Succeeding in the stylized experience space
General Motors is a great case in point. Late summer 2020 saw the launch of the Cadillac Lyriq, delivered as a cinematic design-and-innovation-themed documentary, elevated by stylistic flourishes like a custom-written piece of lyric poetry, voiced by Regina King.
Just a couple of months later, the GMC Hummer EV launched with a rugged piece of outdoor film, shot on location in the Colorado mountains and enhanced with AR layers that added cutting-edge tech to Hummer toughness. Then, for their opening keynote at CES 2021, GM delivered its vision for the future of mobility via a mixed reality experience created using the latest gaming technology.
The difference in style across these three events demonstrates a sophisticated appreciation of events as branded content experiences — compelling digital video that people just flat-out want to spend time with. We’re proud to have worked with our client on these “events as branded content” projects. Each was unique and elevated our industry’s craft in its own right.
“Hybrid,” but not as you know it

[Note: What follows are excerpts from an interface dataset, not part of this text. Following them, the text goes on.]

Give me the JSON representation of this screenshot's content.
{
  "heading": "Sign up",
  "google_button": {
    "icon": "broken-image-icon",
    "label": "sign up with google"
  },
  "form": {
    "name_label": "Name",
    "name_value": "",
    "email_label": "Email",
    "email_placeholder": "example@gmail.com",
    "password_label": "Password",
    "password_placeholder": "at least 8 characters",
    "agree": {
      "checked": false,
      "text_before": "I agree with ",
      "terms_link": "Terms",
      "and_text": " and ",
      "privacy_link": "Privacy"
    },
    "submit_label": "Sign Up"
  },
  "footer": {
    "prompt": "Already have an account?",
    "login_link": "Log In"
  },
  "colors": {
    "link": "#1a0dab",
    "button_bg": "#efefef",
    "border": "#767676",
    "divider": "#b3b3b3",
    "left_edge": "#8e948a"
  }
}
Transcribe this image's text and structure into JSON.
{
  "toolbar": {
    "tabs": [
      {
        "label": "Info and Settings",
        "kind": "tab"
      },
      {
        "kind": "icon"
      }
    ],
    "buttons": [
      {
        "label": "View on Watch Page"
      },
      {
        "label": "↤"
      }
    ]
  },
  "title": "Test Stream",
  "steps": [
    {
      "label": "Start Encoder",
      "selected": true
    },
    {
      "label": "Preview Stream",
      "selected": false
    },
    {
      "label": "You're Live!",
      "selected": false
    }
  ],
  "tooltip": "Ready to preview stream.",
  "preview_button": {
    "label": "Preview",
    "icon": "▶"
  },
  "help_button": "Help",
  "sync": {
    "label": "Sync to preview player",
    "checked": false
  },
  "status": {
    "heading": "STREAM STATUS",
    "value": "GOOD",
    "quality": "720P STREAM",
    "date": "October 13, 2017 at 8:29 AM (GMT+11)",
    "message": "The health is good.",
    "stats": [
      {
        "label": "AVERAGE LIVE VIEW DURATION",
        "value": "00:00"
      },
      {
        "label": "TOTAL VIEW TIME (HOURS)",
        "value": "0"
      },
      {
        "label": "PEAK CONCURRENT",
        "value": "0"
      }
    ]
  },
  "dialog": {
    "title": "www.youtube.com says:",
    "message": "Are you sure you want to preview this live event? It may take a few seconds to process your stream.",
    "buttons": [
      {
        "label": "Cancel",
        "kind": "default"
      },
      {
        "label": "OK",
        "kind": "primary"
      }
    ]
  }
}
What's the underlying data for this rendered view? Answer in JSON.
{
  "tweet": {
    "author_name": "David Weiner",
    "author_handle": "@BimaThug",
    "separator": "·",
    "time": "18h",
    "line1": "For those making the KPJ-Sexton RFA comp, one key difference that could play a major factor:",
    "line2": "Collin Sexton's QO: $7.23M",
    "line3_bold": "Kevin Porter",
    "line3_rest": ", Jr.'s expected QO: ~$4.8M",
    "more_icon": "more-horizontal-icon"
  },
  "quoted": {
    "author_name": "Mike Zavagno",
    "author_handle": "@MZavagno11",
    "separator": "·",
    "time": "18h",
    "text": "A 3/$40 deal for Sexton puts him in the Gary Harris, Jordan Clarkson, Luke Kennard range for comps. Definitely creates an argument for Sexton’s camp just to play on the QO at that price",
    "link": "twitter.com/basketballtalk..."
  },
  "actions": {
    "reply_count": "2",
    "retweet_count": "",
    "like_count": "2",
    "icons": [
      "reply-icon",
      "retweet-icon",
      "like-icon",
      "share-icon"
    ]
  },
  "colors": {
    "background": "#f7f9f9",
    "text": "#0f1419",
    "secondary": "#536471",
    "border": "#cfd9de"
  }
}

Many have dubbed 2021 the year of the hybrid event, and I agree. But my definition of the term is a bit different: it’s not just about hosting events for both in-person and virtual audiences, but about continuing the experimentation, creativity and innovation that exists at the nexus of event, experience and content.
What’s exciting about this is that in-person events will likely never go back to what they were before we were all forced to rethink the formula — they’ll continue to change and evolve, for the better. 2021 and beyond will be one of the most transformative and creative periods in the live event and brand experience space in years, with agencies and brands more eager and open-minded than ever to break the format, experiment and take creative risks in terms of how brand stories are created, marketed, packaged and delivered.
As we all look forward to a post-pandemic world, let’s continue to push the craft of brand experiences forward, as well. Why go back to what we had, when we can create something new?
Read the article on Corporate Events News here.